Items from a dataset
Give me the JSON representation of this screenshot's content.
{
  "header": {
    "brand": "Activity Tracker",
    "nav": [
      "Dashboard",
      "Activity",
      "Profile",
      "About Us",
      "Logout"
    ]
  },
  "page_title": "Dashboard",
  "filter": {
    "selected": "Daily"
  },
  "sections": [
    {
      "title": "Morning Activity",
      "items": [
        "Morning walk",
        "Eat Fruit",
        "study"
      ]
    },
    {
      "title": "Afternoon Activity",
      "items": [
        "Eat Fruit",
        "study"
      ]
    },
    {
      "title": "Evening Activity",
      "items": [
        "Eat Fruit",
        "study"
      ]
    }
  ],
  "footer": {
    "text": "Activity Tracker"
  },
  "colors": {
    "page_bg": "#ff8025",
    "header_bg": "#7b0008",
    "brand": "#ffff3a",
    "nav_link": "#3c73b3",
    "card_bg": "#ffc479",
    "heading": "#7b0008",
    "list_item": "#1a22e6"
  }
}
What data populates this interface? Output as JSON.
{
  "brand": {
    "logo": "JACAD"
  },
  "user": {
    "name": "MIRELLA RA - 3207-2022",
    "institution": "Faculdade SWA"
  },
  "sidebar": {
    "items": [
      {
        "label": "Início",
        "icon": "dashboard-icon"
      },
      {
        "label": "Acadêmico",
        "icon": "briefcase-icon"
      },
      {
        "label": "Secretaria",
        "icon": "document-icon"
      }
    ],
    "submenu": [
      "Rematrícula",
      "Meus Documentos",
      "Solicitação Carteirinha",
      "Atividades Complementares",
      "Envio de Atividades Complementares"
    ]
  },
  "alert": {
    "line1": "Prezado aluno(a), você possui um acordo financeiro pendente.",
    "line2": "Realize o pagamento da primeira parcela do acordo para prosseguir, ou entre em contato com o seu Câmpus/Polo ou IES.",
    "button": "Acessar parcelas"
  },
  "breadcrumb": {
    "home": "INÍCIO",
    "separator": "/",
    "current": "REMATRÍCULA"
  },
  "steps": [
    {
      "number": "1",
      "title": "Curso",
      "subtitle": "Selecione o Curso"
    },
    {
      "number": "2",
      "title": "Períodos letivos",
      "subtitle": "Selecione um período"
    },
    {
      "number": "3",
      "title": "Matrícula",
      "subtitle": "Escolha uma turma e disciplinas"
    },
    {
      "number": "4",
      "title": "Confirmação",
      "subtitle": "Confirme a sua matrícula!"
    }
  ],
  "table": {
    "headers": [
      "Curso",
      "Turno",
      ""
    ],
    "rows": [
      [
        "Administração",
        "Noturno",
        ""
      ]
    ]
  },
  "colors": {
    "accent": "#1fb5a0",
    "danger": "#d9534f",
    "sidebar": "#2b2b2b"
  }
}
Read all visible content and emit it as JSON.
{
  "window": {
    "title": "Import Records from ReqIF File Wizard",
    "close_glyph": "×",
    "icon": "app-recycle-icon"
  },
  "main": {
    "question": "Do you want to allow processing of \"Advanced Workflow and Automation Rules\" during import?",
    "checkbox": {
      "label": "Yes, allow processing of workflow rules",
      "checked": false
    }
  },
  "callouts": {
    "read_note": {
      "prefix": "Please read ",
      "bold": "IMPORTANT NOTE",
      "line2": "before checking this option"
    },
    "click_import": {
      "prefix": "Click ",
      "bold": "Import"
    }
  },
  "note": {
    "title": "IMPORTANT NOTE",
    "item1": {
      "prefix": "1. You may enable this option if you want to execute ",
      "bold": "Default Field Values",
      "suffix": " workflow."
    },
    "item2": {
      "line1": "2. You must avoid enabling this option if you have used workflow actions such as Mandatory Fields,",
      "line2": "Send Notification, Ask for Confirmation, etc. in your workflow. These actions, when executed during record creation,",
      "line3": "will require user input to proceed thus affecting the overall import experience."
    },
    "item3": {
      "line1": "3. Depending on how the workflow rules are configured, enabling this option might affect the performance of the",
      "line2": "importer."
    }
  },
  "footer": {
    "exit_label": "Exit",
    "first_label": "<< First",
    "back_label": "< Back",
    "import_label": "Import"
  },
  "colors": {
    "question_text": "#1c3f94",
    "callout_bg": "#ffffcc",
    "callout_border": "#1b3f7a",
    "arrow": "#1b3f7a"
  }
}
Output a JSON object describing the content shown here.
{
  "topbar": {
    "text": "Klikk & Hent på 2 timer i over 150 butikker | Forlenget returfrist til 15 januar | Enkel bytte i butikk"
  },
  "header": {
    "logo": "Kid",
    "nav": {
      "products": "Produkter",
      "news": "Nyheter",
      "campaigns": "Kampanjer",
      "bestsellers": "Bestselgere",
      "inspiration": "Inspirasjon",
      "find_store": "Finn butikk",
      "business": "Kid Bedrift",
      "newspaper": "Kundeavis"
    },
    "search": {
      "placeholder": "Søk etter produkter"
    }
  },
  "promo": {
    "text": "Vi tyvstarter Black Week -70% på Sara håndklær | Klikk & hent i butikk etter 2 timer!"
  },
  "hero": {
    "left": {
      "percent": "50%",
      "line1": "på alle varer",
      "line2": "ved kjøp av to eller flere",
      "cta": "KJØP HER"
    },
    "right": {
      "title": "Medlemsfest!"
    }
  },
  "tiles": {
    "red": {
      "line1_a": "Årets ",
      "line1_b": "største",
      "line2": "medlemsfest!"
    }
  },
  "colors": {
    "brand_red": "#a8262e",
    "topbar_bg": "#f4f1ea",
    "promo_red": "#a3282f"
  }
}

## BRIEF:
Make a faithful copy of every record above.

## WRITTEN SOLUTION:
Give me the JSON representation of this screenshot's content.
{
  "header": {
    "brand": "Activity Tracker",
    "nav": [
      "Dashboard",
      "Activity",
      "Profile",
      "About Us",
      "Logout"
    ]
  },
  "page_title": "Dashboard",
  "filter": {
    "selected": "Daily"
  },
  "sections": [
    {
      "title": "Morning Activity",
      "items": [
        "Morning walk",
        "Eat Fruit",
        "study"
      ]
    },
    {
      "title": "Afternoon Activity",
      "items": [
        "Eat Fruit",
        "study"
      ]
    },
    {
      "title": "Evening Activity",
      "items": [
        "Eat Fruit",
        "study"
      ]
    }
  ],
  "footer": {
    "text": "Activity Tracker"
  },
  "colors": {
    "page_bg": "#ff8025",
    "header_bg": "#7b0008",
    "brand": "#ffff3a",
    "nav_link": "#3c73b3",
    "card_bg": "#ffc479",
    "heading": "#7b0008",
    "list_item": "#1a22e6"
  }
}
What data populates this interface? Output as JSON.
{
  "brand": {
    "logo": "JACAD"
  },
  "user": {
    "name": "MIRELLA RA - 3207-2022",
    "institution": "Faculdade SWA"
  },
  "sidebar": {
    "items": [
      {
        "label": "Início",
        "icon": "dashboard-icon"
      },
      {
        "label": "Acadêmico",
        "icon": "briefcase-icon"
      },
      {
        "label": "Secretaria",
        "icon": "document-icon"
      }
    ],
    "submenu": [
      "Rematrícula",
      "Meus Documentos",
      "Solicitação Carteirinha",
      "Atividades Complementares",
      "Envio de Atividades Complementares"
    ]
  },
  "alert": {
    "line1": "Prezado aluno(a), você possui um acordo financeiro pendente.",
    "line2": "Realize o pagamento da primeira parcela do acordo para prosseguir, ou entre em contato com o seu Câmpus/Polo ou IES.",
    "button": "Acessar parcelas"
  },
  "breadcrumb": {
    "home": "INÍCIO",
    "separator": "/",
    "current": "REMATRÍCULA"
  },
  "steps": [
    {
      "number": "1",
      "title": "Curso",
      "subtitle": "Selecione o Curso"
    },
    {
      "number": "2",
      "title": "Períodos letivos",
      "subtitle": "Selecione um período"
    },
    {
      "number": "3",
      "title": "Matrícula",
      "subtitle": "Escolha uma turma e disciplinas"
    },
    {
      "number": "4",
      "title": "Confirmação",
      "subtitle": "Confirme a sua matrícula!"
    }
  ],
  "table": {
    "headers": [
      "Curso",
      "Turno",
      ""
    ],
    "rows": [
      [
        "Administração",
        "Noturno",
        ""
      ]
    ]
  },
  "colors": {
    "accent": "#1fb5a0",
    "danger": "#d9534f",
    "sidebar": "#2b2b2b"
  }
}
Read all visible content and emit it as JSON.
{
  "window": {
    "title": "Import Records from ReqIF File Wizard",
    "close_glyph": "×",
    "icon": "app-recycle-icon"
  },
  "main": {
    "question": "Do you want to allow processing of \"Advanced Workflow and Automation Rules\" during import?",
    "checkbox": {
      "label": "Yes, allow processing of workflow rules",
      "checked": false
    }
  },
  "callouts": {
    "read_note": {
      "prefix": "Please read ",
      "bold": "IMPORTANT NOTE",
      "line2": "before checking this option"
    },
    "click_import": {
      "prefix": "Click ",
      "bold": "Import"
    }
  },
  "note": {
    "title": "IMPORTANT NOTE",
    "item1": {
      "prefix": "1. You may enable this option if you want to execute ",
      "bold": "Default Field Values",
      "suffix": " workflow."
    },
    "item2": {
      "line1": "2. You must avoid enabling this option if you have used workflow actions such as Mandatory Fields,",
      "line2": "Send Notification, Ask for Confirmation, etc. in your workflow. These actions, when executed during record creation,",
      "line3": "will require user input to proceed thus affecting the overall import experience."
    },
    "item3": {
      "line1": "3. Depending on how the workflow rules are configured, enabling this option might affect the performance of the",
      "line2": "importer."
    }
  },
  "footer": {
    "exit_label": "Exit",
    "first_label": "<< First",
    "back_label": "< Back",
    "import_label": "Import"
  },
  "colors": {
    "question_text": "#1c3f94",
    "callout_bg": "#ffffcc",
    "callout_border": "#1b3f7a",
    "arrow": "#1b3f7a"
  }
}
Output a JSON object describing the content shown here.
{
  "topbar": {
    "text": "Klikk & Hent på 2 timer i over 150 butikker | Forlenget returfrist til 15 januar | Enkel bytte i butikk"
  },
  "header": {
    "logo": "Kid",
    "nav": {
      "products": "Produkter",
      "news": "Nyheter",
      "campaigns": "Kampanjer",
      "bestsellers": "Bestselgere",
      "inspiration": "Inspirasjon",
      "find_store": "Finn butikk",
      "business": "Kid Bedrift",
      "newspaper": "Kundeavis"
    },
    "search": {
      "placeholder": "Søk etter produkter"
    }
  },
  "promo": {
    "text": "Vi tyvstarter Black Week -70% på Sara håndklær | Klikk & hent i butikk etter 2 timer!"
  },
  "hero": {
    "left": {
      "percent": "50%",
      "line1": "på alle varer",
      "line2": "ved kjøp av to eller flere",
      "cta": "KJØP HER"
    },
    "right": {
      "title": "Medlemsfest!"
    }
  },
  "tiles": {
    "red": {
      "line1_a": "Årets ",
      "line1_b": "største",
      "line2": "medlemsfest!"
    }
  },
  "colors": {
    "brand_red": "#a8262e",
    "topbar_bg": "#f4f1ea",
    "promo_red": "#a3282f"
  }
}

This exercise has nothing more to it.